Dr. Smith is President of Sigma Xi: The Scientific Research Honor Society. She has also a Fellow of the American Society of Mechanical Engineers (ASME).  Her memberships in other professional societies include the American Institute of Aeronautics and Astronautics (AIAA), the American Meteorological Society (AMS), the American Geophysical Union (AGU), the American Physical Society-Division of Fluid Dynamics (APS-DFD), the Society of Women Engineers (SWE), and the National Society of Black Engineers (NSBE).

Dr. Smith is Principal Investigator for the Howard University ADVANCE-IT (HU ADVANCE-IT) award. HU ADVANCE-IT is committed to solving the institutional and national problem of Advancement and Leadership of Women in STEM. This award funded by the National Science Foundation will enable Howard University to develop an innovative and strategic model for institutional transformation that increases the number of female leaders in the STEM disciplines.

Her work for women’s leadership in STEM is both a national and international initiative. Dr. Smith works with the South Africa Department of Science and Technology (DST) on several initiatives that include the Gender Summit 5 held in April 2015.  She also organized the DST/HU ADVANCE-IT Women in STEM Conference held in Johannesburg, Republic of South Africa in October 2015.  A second conference was held in October 2017 at the National Academy of Science, Engineering and Medicine in Washington, DC.

Dr. Smith’s personal goal is to be a mentor and resource to all students and young faculty/professionals, but especially to those underrepresented in STEM.

Research Interest

  • Computational Fluid Dynamics (CFD)
  • Unmanned Aircraft Systems (UAS)
  • Satellite

NOAA Collaborators

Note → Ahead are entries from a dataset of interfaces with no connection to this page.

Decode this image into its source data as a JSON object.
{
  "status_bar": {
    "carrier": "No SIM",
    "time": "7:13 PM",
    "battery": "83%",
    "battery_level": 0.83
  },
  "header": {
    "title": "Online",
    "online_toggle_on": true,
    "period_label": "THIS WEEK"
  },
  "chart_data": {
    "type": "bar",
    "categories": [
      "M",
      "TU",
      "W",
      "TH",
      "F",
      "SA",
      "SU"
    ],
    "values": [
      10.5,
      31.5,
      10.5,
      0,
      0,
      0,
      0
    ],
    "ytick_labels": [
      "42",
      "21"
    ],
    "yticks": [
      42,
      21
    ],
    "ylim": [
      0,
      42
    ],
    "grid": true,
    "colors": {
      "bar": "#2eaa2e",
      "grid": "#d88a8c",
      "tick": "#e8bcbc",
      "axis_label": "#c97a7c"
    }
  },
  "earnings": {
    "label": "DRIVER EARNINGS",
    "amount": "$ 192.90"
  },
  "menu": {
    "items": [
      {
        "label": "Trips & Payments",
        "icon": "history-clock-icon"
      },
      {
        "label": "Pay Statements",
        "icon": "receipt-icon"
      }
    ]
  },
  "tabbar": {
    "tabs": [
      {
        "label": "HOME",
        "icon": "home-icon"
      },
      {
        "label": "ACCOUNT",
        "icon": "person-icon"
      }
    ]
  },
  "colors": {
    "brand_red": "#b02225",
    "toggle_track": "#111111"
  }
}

  • Dr. LaToya Miles, Deputy Director of the Atmospheric Turbulence and Diffusion Division in the NOAA Air Resources Laboratory
  • Albert (Benji) Spencer, Chief Engineer, NOAA National Weather Service